Treasure is ripe with metaphor: the key is lodged in the wound that not only was made for it but also has to be reproduced to retrieve it. Both key and wound share a symbolic affinity, but what do they fundamentally signify? Much like Xu, Ang suggests how parental neglect (and, in this case, abuse) exacts trauma in children. But while this provides a compelling interpretation, it may be overly literal in positioning the key as that which unlocks and uncovers. Interestingly, however, the film’s titular treasure is never once referenced by either father or daughter—taken to be understood as that abstract object of desire (for the former) and distress (for the latter). If we were to invert the key’s logic, then, placing it not in the hands of the explorer but in those of a custodian’s, we find its significance not in what it leads to, but that it leads to something. The key therefore locks away the father’s guilt by retroactively justifying the violence he inflicts on his daughter, both figuratively and literally as the wound’s raison d’être.
Such retroactive justification breeds speculations of fantasy, and this is indeed hinted at by Treasure’s claustrophobic space. It’s suggested, by the woman wanting to leave it, that the space belongs to her father; her seeming ambivalence to both place and person upon waking therefore proves suspect. Her actions are stilted, her father’s address staged—as he half-jokingly admits. Additionally, the film’s gritty sheen (emblematic of Hong Kong procedurals) is tempered by the ominous sound design (a low but persistent humming) to produce an uneasy, purgatorial atmosphere which all but impugns the assumption of realism. The final shot—after the struggle—provides the thematic linchpin, with him embracing her lifeless body, Pietà-like, and returning to the same spot where he had abandoned her twenty years prior. Here, the father imagines his daughter as having forgiven him.
For Treasure, the key and its wound are intertwined and interdependent; for A Day, That Year, the key is our very apprehension of the events that culminate in the memorable wound. In both films, the economy of their narratives conceals a reverse trompe l’oeil: behind their dimensionless simplicity lie the playful vagaries of fiction. Just as the boy’s childhood memories are inevitably refracted and condensed to that pivotal, shameful afternoon, so too does regret sweeten the daughter’s image in her father’s eyes. Our memories are fickle objects, as malleable and dispensable as we deem necessary. The keys which safeguard them only reinforce this.
The opinions expressed in this article are the author’s own and do not reflect the view of the Asian Film Archive.
About the Writer

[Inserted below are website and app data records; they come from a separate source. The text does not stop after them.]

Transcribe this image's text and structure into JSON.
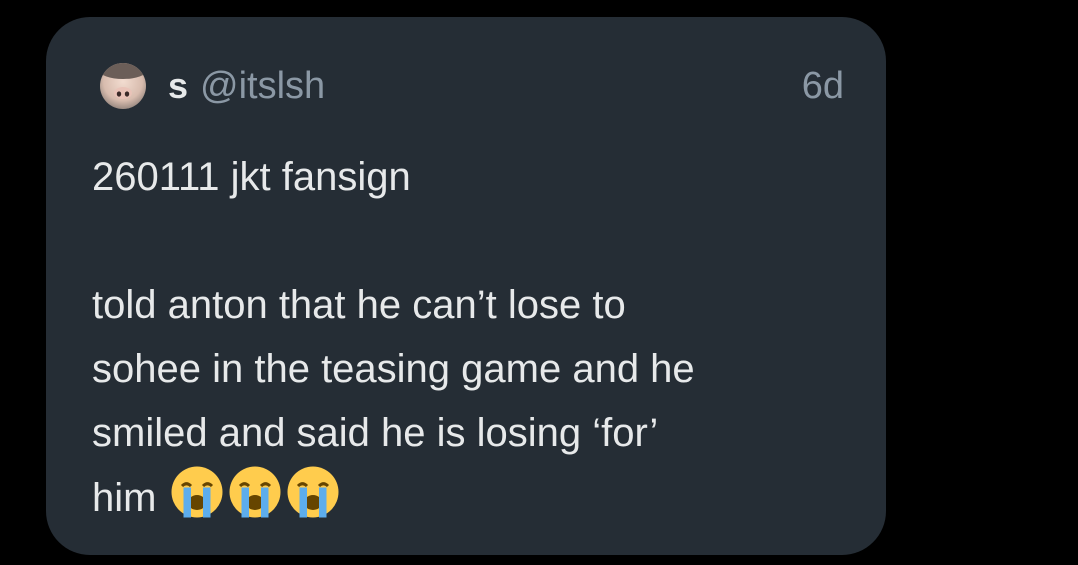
{
  "tweet": {
    "display_name": "s",
    "handle": "@itslsh",
    "time_ago": "6d",
    "text": "260111 jkt fansign\n\ntold anton that he can’t lose to\nsohee in the teasing game and he\nsmiled and said he is losing ‘for’\nhim",
    "emojis": [
      "loudly-crying-face-icon",
      "loudly-crying-face-icon",
      "loudly-crying-face-icon"
    ]
  },
  "colors": {
    "page_background": "#000000",
    "card_background": "#252d35",
    "primary_text": "#e7e9ea",
    "secondary_text": "#8b98a5"
  }
}
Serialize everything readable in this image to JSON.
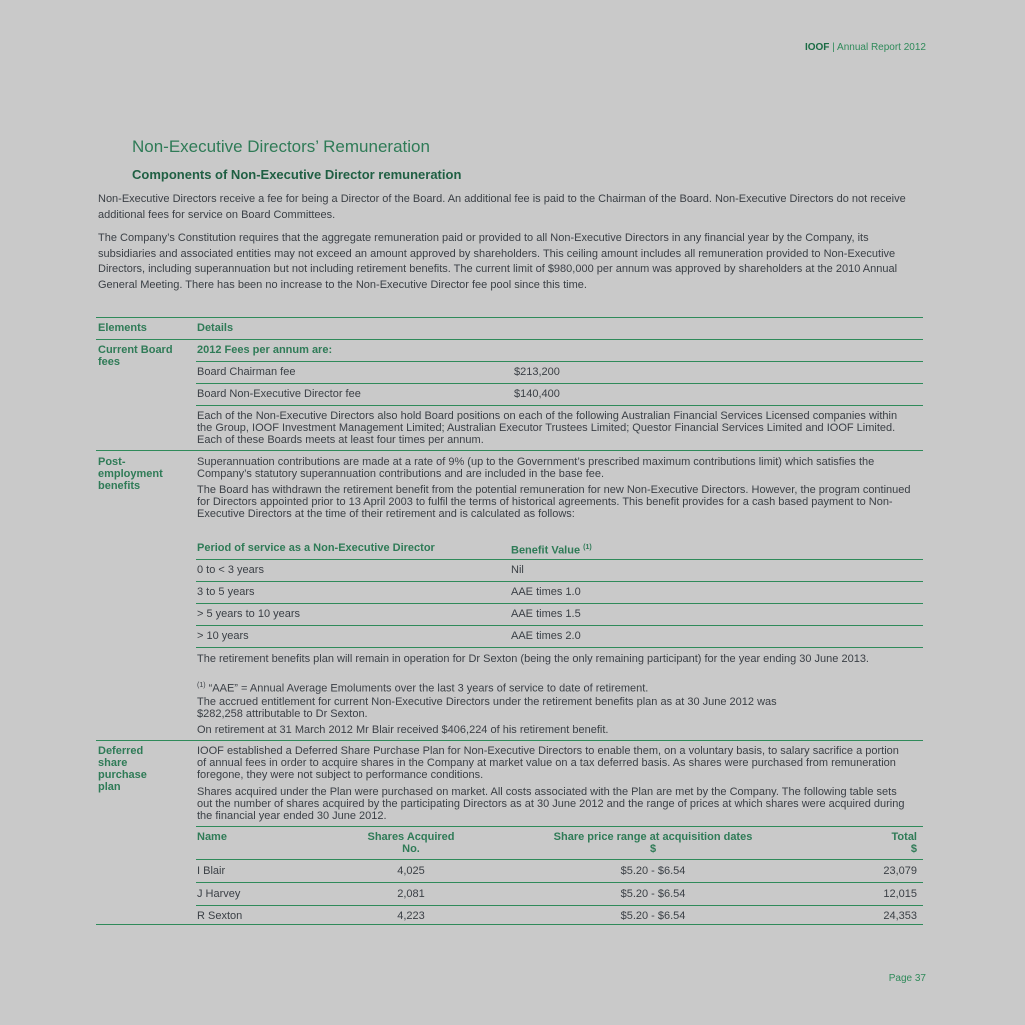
{
  "header": {
    "org": "IOOF",
    "separator": " | ",
    "report": "Annual Report 2012"
  },
  "title": "Non-Executive Directors’ Remuneration",
  "subtitle": "Components of Non-Executive Director remuneration",
  "paragraph1": "Non-Executive Directors receive a fee for being a Director of the Board. An additional fee is paid to the Chairman of the Board. Non-Executive Directors do not receive additional fees for service on Board Committees.",
  "paragraph2": "The Company’s Constitution requires that the aggregate remuneration paid or provided to all Non-Executive Directors in any financial year by the Company, its subsidiaries and associated entities may not exceed an amount approved by shareholders. This ceiling amount includes all remuneration provided to Non-Executive Directors, including superannuation but not including retirement benefits. The current limit of $980,000 per annum was approved by shareholders at the 2010 Annual General Meeting. There has been no increase to the Non-Executive Director fee pool since this time.",
  "table": {
    "col_elements": "Elements",
    "col_details": "Details",
    "board_fees": {
      "label": "Current Board fees",
      "heading": "2012 Fees per annum are:",
      "rows": [
        {
          "name": "Board Chairman fee",
          "value": "$213,200"
        },
        {
          "name": "Board Non-Executive Director fee",
          "value": "$140,400"
        }
      ],
      "note": "Each of the Non-Executive Directors also hold Board positions on each of the following Australian Financial Services Licensed companies within the Group, IOOF Investment Management Limited; Australian Executor Trustees Limited; Questor Financial Services Limited and IOOF Limited. Each of these Boards meets at least four times per annum."
    },
    "post_employment": {
      "label": "Post-employment benefits",
      "text1": "Superannuation contributions are made at a rate of 9% (up to the Government’s prescribed maximum contributions limit) which satisfies the Company’s statutory superannuation contributions and are included in the base fee.",
      "text2": "The Board has withdrawn the retirement benefit from the potential remuneration for new Non-Executive Directors. However, the program continued for Directors appointed prior to 13 April 2003 to fulfil the terms of historical agreements. This benefit provides for a cash based payment to Non-Executive Directors at the time of their retirement and is calculated as follows:",
      "col_period": "Period of service as a Non-Executive Director",
      "col_benefit": "Benefit Value",
      "col_benefit_sup": "(1)",
      "rows": [
        {
          "period": "0 to < 3 years",
          "benefit": "Nil"
        },
        {
          "period": "3 to 5 years",
          "benefit": "AAE times 1.0"
        },
        {
          "period": "> 5 years to 10 years",
          "benefit": "AAE times 1.5"
        },
        {
          "period": "> 10 years",
          "benefit": "AAE times 2.0"
        }
      ],
      "text3": "The retirement benefits plan will remain in operation for Dr Sexton (being the only remaining participant) for the year ending 30 June 2013.",
      "footnote_mark": "(1)",
      "footnote": " “AAE” = Annual Average Emoluments over the last 3 years of service to date of retirement.",
      "text4": "The accrued entitlement for current Non-Executive Directors under the retirement benefits plan as at 30 June 2012 was $282,258 attributable to Dr Sexton.",
      "text5": "On retirement at 31 March 2012 Mr Blair received $406,224 of his retirement benefit."
    },
    "deferred": {
      "label": "Deferred share purchase plan",
      "text1": "IOOF established a Deferred Share Purchase Plan for Non-Executive Directors to enable them, on a voluntary basis, to salary sacrifice a portion of annual fees in order to acquire shares in the Company at market value on a tax deferred basis. As shares were purchased from remuneration foregone, they were not subject to performance conditions.",
      "text2": "Shares acquired under the Plan were purchased on market. All costs associated with the Plan are met by the Company. The following table sets out the number of shares acquired by the participating Directors as at 30 June 2012 and the range of prices at which shares were acquired during the financial year ended 30 June 2012.",
      "col_name": "Name",
      "col_shares": "Shares Acquired",
      "col_shares2": "No.",
      "col_price": "Share price range at acquisition dates",
      "col_price2": "$",
      "col_total": "Total",
      "col_total2": "$",
      "rows": [
        {
          "name": "I Blair",
          "shares": "4,025",
          "price": "$5.20 - $6.54",
          "total": "23,079"
        },
        {
          "name": "J Harvey",
          "shares": "2,081",
          "price": "$5.20 - $6.54",
          "total": "12,015"
        },
        {
          "name": "R Sexton",
          "shares": "4,223",
          "price": "$5.20 - $6.54",
          "total": "24,353"
        }
      ]
    }
  },
  "footer": "Page 37"
}
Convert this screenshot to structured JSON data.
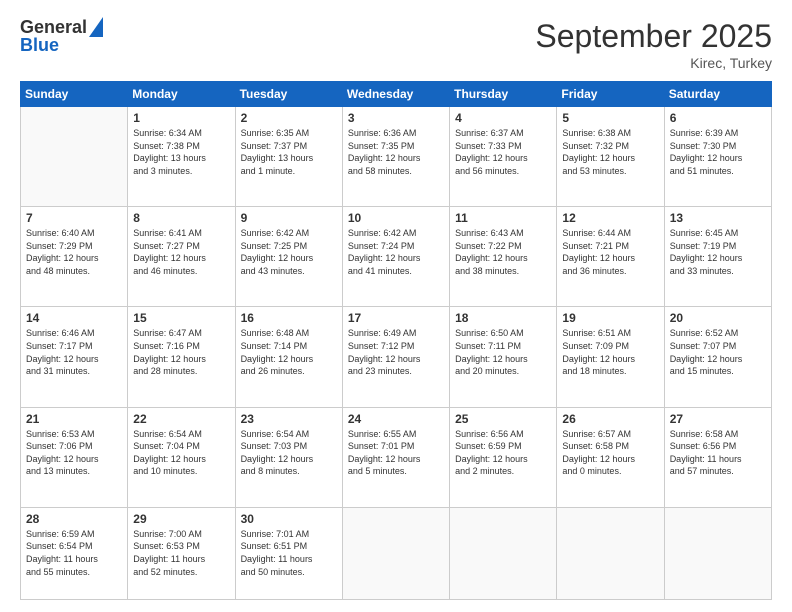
{
  "logo": {
    "general": "General",
    "blue": "Blue"
  },
  "header": {
    "month": "September 2025",
    "location": "Kirec, Turkey"
  },
  "weekdays": [
    "Sunday",
    "Monday",
    "Tuesday",
    "Wednesday",
    "Thursday",
    "Friday",
    "Saturday"
  ],
  "weeks": [
    [
      {
        "day": "",
        "lines": []
      },
      {
        "day": "1",
        "lines": [
          "Sunrise: 6:34 AM",
          "Sunset: 7:38 PM",
          "Daylight: 13 hours",
          "and 3 minutes."
        ]
      },
      {
        "day": "2",
        "lines": [
          "Sunrise: 6:35 AM",
          "Sunset: 7:37 PM",
          "Daylight: 13 hours",
          "and 1 minute."
        ]
      },
      {
        "day": "3",
        "lines": [
          "Sunrise: 6:36 AM",
          "Sunset: 7:35 PM",
          "Daylight: 12 hours",
          "and 58 minutes."
        ]
      },
      {
        "day": "4",
        "lines": [
          "Sunrise: 6:37 AM",
          "Sunset: 7:33 PM",
          "Daylight: 12 hours",
          "and 56 minutes."
        ]
      },
      {
        "day": "5",
        "lines": [
          "Sunrise: 6:38 AM",
          "Sunset: 7:32 PM",
          "Daylight: 12 hours",
          "and 53 minutes."
        ]
      },
      {
        "day": "6",
        "lines": [
          "Sunrise: 6:39 AM",
          "Sunset: 7:30 PM",
          "Daylight: 12 hours",
          "and 51 minutes."
        ]
      }
    ],
    [
      {
        "day": "7",
        "lines": [
          "Sunrise: 6:40 AM",
          "Sunset: 7:29 PM",
          "Daylight: 12 hours",
          "and 48 minutes."
        ]
      },
      {
        "day": "8",
        "lines": [
          "Sunrise: 6:41 AM",
          "Sunset: 7:27 PM",
          "Daylight: 12 hours",
          "and 46 minutes."
        ]
      },
      {
        "day": "9",
        "lines": [
          "Sunrise: 6:42 AM",
          "Sunset: 7:25 PM",
          "Daylight: 12 hours",
          "and 43 minutes."
        ]
      },
      {
        "day": "10",
        "lines": [
          "Sunrise: 6:42 AM",
          "Sunset: 7:24 PM",
          "Daylight: 12 hours",
          "and 41 minutes."
        ]
      },
      {
        "day": "11",
        "lines": [
          "Sunrise: 6:43 AM",
          "Sunset: 7:22 PM",
          "Daylight: 12 hours",
          "and 38 minutes."
        ]
      },
      {
        "day": "12",
        "lines": [
          "Sunrise: 6:44 AM",
          "Sunset: 7:21 PM",
          "Daylight: 12 hours",
          "and 36 minutes."
        ]
      },
      {
        "day": "13",
        "lines": [
          "Sunrise: 6:45 AM",
          "Sunset: 7:19 PM",
          "Daylight: 12 hours",
          "and 33 minutes."
        ]
      }
    ],
    [
      {
        "day": "14",
        "lines": [
          "Sunrise: 6:46 AM",
          "Sunset: 7:17 PM",
          "Daylight: 12 hours",
          "and 31 minutes."
        ]
      },
      {
        "day": "15",
        "lines": [
          "Sunrise: 6:47 AM",
          "Sunset: 7:16 PM",
          "Daylight: 12 hours",
          "and 28 minutes."
        ]
      },
      {
        "day": "16",
        "lines": [
          "Sunrise: 6:48 AM",
          "Sunset: 7:14 PM",
          "Daylight: 12 hours",
          "and 26 minutes."
        ]
      },
      {
        "day": "17",
        "lines": [
          "Sunrise: 6:49 AM",
          "Sunset: 7:12 PM",
          "Daylight: 12 hours",
          "and 23 minutes."
        ]
      },
      {
        "day": "18",
        "lines": [
          "Sunrise: 6:50 AM",
          "Sunset: 7:11 PM",
          "Daylight: 12 hours",
          "and 20 minutes."
        ]
      },
      {
        "day": "19",
        "lines": [
          "Sunrise: 6:51 AM",
          "Sunset: 7:09 PM",
          "Daylight: 12 hours",
          "and 18 minutes."
        ]
      },
      {
        "day": "20",
        "lines": [
          "Sunrise: 6:52 AM",
          "Sunset: 7:07 PM",
          "Daylight: 12 hours",
          "and 15 minutes."
        ]
      }
    ],
    [
      {
        "day": "21",
        "lines": [
          "Sunrise: 6:53 AM",
          "Sunset: 7:06 PM",
          "Daylight: 12 hours",
          "and 13 minutes."
        ]
      },
      {
        "day": "22",
        "lines": [
          "Sunrise: 6:54 AM",
          "Sunset: 7:04 PM",
          "Daylight: 12 hours",
          "and 10 minutes."
        ]
      },
      {
        "day": "23",
        "lines": [
          "Sunrise: 6:54 AM",
          "Sunset: 7:03 PM",
          "Daylight: 12 hours",
          "and 8 minutes."
        ]
      },
      {
        "day": "24",
        "lines": [
          "Sunrise: 6:55 AM",
          "Sunset: 7:01 PM",
          "Daylight: 12 hours",
          "and 5 minutes."
        ]
      },
      {
        "day": "25",
        "lines": [
          "Sunrise: 6:56 AM",
          "Sunset: 6:59 PM",
          "Daylight: 12 hours",
          "and 2 minutes."
        ]
      },
      {
        "day": "26",
        "lines": [
          "Sunrise: 6:57 AM",
          "Sunset: 6:58 PM",
          "Daylight: 12 hours",
          "and 0 minutes."
        ]
      },
      {
        "day": "27",
        "lines": [
          "Sunrise: 6:58 AM",
          "Sunset: 6:56 PM",
          "Daylight: 11 hours",
          "and 57 minutes."
        ]
      }
    ],
    [
      {
        "day": "28",
        "lines": [
          "Sunrise: 6:59 AM",
          "Sunset: 6:54 PM",
          "Daylight: 11 hours",
          "and 55 minutes."
        ]
      },
      {
        "day": "29",
        "lines": [
          "Sunrise: 7:00 AM",
          "Sunset: 6:53 PM",
          "Daylight: 11 hours",
          "and 52 minutes."
        ]
      },
      {
        "day": "30",
        "lines": [
          "Sunrise: 7:01 AM",
          "Sunset: 6:51 PM",
          "Daylight: 11 hours",
          "and 50 minutes."
        ]
      },
      {
        "day": "",
        "lines": []
      },
      {
        "day": "",
        "lines": []
      },
      {
        "day": "",
        "lines": []
      },
      {
        "day": "",
        "lines": []
      }
    ]
  ]
}
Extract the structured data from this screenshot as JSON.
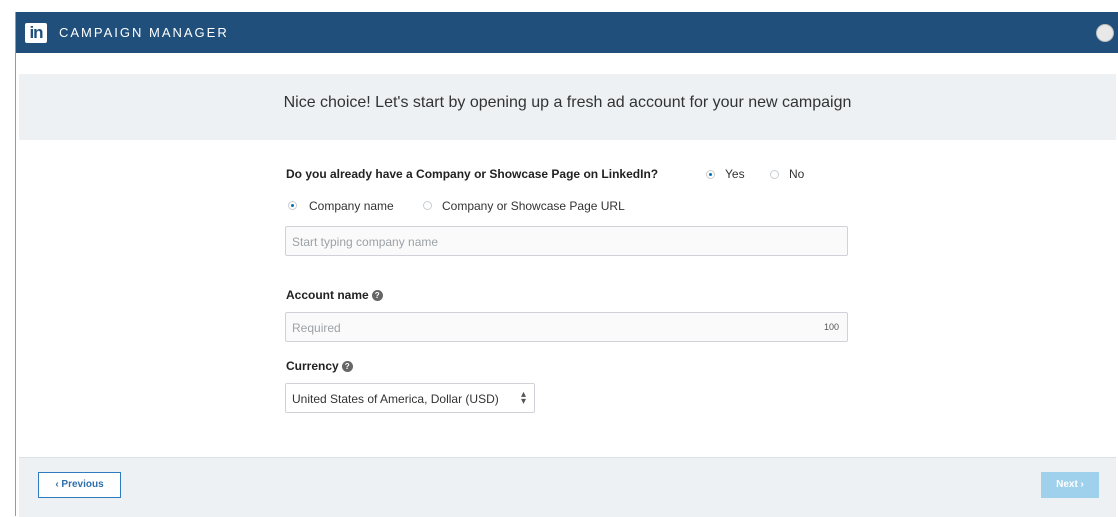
{
  "topbar": {
    "logo_text": "in",
    "app_name": "CAMPAIGN MANAGER"
  },
  "header": {
    "headline": "Nice choice! Let's start by opening up a fresh ad account for your new campaign"
  },
  "company_page": {
    "question": "Do you already have a Company or Showcase Page on LinkedIn?",
    "options": [
      {
        "label": "Yes",
        "selected": true
      },
      {
        "label": "No",
        "selected": false
      }
    ],
    "lookup_options": [
      {
        "label": "Company name",
        "selected": true
      },
      {
        "label": "Company or Showcase Page URL",
        "selected": false
      }
    ],
    "search_placeholder": "Start typing company name"
  },
  "account_name": {
    "label": "Account name",
    "placeholder": "Required",
    "char_limit": "100"
  },
  "currency": {
    "label": "Currency",
    "selected": "United States of America, Dollar (USD)"
  },
  "footer": {
    "previous_label": "‹ Previous",
    "next_label": "Next ›"
  },
  "colors": {
    "topbar": "#1f4f7a",
    "accent": "#0073b1",
    "next_disabled": "#9fd0ec"
  }
}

Morris Yang is a film critic currently majoring in Philosophy, Politics, and Economics (PPE) at the National University of Singapore. He has written for Film Inquiry and The Parrot Review, and currently serves as Associate Editor for In Review Online. He also does film programming from time to time, having worked with the Singapore Film Society, Fantasia International Film Festival, and the International Cinephile Society, of which he is a voting member. He can be reached at firstname.lastname@example.org.